Kilkenny County Council has managed to bring the number of housing estates here that need taking in charge from 76 five years ago to just 29 now.
At the February meeting of the Piltown Municipal District, senior executive officer Anne Maria Walsh circulated a list showing estates taken in charge, those where no progress has been made, and others where progress was expected in 2017.
Progress is expected on a number of estates in south Kilkenny this year. Briarswood in Slieverue is completely done, while Aylesbury in Ferrybank will be progressed this year. The bond has been claimed and agreement has been reached.
Minor works have been carried out at ChapelGate in Kilmacow, while progress is being made on Cooleigh in Carrigeen. Road works are to be completed shortly and an update is expected by next month.
A disconnection notice was served on Archersfield in Kilmoganny, so the council has now taken over the public lighting there.
Progress has also been made on Banaher Court in Piltown over the last three years. There is money required from the bond for roadworks and for wastewater infrastructure. Ms Walsh said she has met with the bondholder to agree a schedule of works, but that agreement had not yet been reached.
Belfield in Ferrybank is a legacy estate which will be progressed, while nearby Arbourmount on the Rockshire Road is fairly well developed with 16 houses, and a planning application has been lodged on the unfinished part of the site.
Progress has been slow at the Hunterswood estate due to uncertainty surrounding the infrastructure. A lot of site investigation work has had to be done. A percolation area is to be provided, and after that, the coucnil will see what money is left in the bond for roadworks. The owners of the houses have already taken over the water supply.
Christendom in Ferrybank was sold and the new purchaser has completed and sold houses there. Eight houses at the front are being completed at the moment, and Ms Walsh said she expects they will appear on the market shortly.
Cllr Pat Dunphy (FG) asked about Roseleigh in Mooncoin.
“It's going back 15, 16, 17 years maybe at this stage,” he said.
“There's an enforcement order there – I think we are going to have to bring things to a head pretty quick. It's there too long. I'd say the same about Green Oaks and Fairways. What can we do to actually push this over the line?”
Ms Walsh said Roseleigh's taking in charge application had only been received in the last year.
“We intend to go straight to the bondholder for funds once we have our report ready,” she said.
“I haven't marked it for 2017, but we will be trying to progress it. The priority is on IRBC bonds this year.”
No record of accident
Cllr Ger Frisby said it was good to see things progressing, but expressed concerns over an ongoing issue the development by Finn Homes on the Rockshire Road.
“Are they engaging with us about the wall there?” he asked.

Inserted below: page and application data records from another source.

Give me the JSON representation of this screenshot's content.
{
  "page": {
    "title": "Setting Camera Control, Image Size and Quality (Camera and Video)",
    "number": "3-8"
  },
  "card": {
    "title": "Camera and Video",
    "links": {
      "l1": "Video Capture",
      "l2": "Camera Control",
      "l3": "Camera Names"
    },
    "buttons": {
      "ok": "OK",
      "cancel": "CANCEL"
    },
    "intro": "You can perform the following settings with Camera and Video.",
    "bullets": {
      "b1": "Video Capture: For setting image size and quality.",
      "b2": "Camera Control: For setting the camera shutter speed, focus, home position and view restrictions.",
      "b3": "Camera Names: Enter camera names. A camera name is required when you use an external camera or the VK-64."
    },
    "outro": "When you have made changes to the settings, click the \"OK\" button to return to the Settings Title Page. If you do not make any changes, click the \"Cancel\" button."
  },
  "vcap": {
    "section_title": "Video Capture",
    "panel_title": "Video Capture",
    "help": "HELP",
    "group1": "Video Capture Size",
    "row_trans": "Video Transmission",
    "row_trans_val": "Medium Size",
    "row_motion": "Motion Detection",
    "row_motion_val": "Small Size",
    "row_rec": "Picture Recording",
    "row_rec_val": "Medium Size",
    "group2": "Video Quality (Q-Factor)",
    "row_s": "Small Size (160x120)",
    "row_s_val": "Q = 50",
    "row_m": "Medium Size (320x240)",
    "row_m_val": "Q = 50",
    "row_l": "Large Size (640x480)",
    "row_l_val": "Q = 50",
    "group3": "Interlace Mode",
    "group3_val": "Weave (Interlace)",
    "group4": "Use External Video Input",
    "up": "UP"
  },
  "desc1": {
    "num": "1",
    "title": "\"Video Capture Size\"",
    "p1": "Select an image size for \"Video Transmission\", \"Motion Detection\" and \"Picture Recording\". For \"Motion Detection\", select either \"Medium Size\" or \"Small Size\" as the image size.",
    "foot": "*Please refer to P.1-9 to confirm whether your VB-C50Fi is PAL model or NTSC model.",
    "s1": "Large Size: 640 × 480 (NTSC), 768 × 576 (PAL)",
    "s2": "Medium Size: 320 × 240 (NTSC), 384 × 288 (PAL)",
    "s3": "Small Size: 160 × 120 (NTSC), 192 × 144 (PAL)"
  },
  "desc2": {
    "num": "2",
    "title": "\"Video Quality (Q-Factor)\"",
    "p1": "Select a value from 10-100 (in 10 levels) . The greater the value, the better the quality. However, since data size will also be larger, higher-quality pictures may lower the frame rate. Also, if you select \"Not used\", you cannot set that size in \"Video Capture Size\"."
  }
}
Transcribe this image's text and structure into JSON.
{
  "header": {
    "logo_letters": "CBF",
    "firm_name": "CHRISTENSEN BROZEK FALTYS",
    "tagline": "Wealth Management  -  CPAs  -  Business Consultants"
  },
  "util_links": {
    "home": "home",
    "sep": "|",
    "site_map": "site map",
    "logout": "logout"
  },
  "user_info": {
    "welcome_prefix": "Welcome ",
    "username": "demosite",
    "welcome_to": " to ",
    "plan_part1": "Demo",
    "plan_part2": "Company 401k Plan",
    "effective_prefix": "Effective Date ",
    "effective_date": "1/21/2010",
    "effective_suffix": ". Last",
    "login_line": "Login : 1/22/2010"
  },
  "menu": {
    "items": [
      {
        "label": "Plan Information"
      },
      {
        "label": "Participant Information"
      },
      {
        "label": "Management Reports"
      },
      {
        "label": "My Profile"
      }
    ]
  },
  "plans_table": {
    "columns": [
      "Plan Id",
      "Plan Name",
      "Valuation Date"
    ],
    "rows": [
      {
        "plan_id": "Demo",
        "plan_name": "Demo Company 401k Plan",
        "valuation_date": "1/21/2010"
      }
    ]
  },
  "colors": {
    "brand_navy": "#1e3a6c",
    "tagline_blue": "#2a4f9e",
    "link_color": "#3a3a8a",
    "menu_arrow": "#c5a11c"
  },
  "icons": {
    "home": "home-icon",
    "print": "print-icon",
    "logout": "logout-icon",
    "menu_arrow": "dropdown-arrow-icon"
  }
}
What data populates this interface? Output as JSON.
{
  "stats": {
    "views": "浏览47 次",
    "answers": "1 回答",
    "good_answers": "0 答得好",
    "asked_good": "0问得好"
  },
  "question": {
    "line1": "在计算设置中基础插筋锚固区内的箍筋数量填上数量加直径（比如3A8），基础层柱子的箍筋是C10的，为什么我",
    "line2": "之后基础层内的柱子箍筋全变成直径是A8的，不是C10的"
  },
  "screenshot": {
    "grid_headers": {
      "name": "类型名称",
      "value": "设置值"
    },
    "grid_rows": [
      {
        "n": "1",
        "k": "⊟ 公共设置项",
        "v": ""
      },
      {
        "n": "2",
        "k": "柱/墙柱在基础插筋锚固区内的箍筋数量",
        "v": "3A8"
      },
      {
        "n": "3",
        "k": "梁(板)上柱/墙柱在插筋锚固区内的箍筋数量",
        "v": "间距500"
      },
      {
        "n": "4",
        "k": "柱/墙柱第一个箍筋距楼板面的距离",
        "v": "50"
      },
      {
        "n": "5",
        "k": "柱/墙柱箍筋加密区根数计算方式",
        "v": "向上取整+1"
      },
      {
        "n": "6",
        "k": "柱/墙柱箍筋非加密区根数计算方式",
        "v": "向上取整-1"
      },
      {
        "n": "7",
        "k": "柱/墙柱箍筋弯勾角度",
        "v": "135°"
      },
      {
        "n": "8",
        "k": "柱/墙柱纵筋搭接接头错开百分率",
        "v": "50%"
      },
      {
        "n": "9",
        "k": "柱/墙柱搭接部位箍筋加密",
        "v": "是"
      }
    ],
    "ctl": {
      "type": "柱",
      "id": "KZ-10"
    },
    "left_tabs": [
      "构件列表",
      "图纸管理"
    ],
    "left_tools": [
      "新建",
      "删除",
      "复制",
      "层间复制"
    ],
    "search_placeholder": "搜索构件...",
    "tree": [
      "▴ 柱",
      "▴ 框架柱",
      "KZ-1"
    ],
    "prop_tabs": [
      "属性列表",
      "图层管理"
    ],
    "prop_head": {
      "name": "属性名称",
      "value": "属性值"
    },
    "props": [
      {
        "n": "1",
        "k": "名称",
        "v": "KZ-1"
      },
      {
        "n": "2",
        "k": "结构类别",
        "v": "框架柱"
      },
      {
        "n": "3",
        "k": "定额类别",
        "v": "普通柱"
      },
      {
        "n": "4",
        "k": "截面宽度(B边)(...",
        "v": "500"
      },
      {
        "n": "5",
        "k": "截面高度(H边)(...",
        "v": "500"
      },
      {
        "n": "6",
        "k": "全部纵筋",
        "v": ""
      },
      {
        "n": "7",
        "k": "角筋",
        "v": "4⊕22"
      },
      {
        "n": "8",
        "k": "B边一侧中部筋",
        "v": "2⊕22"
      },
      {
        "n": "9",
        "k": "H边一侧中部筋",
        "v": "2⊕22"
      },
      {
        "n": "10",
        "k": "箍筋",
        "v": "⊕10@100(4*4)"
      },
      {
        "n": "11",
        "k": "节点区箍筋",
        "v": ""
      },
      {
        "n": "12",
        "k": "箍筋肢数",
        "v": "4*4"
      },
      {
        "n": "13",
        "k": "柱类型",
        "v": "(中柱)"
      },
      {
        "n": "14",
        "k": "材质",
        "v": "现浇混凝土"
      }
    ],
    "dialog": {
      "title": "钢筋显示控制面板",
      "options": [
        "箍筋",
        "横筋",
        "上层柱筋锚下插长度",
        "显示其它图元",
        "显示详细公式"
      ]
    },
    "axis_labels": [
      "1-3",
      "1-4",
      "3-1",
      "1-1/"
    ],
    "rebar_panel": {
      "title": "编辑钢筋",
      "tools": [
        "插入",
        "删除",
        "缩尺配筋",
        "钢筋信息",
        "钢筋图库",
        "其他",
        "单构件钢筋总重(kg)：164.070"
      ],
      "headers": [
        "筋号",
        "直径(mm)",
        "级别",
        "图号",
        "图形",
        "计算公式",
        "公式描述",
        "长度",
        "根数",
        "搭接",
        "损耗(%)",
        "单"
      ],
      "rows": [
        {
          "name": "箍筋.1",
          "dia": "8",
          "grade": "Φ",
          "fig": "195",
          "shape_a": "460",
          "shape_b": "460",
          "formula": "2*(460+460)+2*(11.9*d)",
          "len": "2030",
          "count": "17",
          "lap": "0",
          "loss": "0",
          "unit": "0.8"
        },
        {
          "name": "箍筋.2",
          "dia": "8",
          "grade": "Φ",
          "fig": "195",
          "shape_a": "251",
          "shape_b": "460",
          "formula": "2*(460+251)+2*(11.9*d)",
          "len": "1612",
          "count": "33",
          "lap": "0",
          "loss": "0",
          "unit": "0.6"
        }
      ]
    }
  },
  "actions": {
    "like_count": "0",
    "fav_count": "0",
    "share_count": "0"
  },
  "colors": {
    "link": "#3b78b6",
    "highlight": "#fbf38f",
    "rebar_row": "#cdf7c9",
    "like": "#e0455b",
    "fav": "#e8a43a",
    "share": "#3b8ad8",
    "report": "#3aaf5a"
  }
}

“It has collapsed, and it is dangerous.”
Ms Walsh said that the council had tried to engage on the matter, but was yet to receive the information requested.
“I've spoken to them in relation to the wall and they are claiming no responsibility for it,” she said.
“It is private property. They claim there was an accident there, but the Gardai say they have no record of it.
“The bond won't cover private property; boundary wealls aren't covered by bonds.”
Cllr Eamon Aylward asked whether there was still funding available from central Government to deal with housing estates, and Ms Walsh said she did not know if there would be such funds available this year.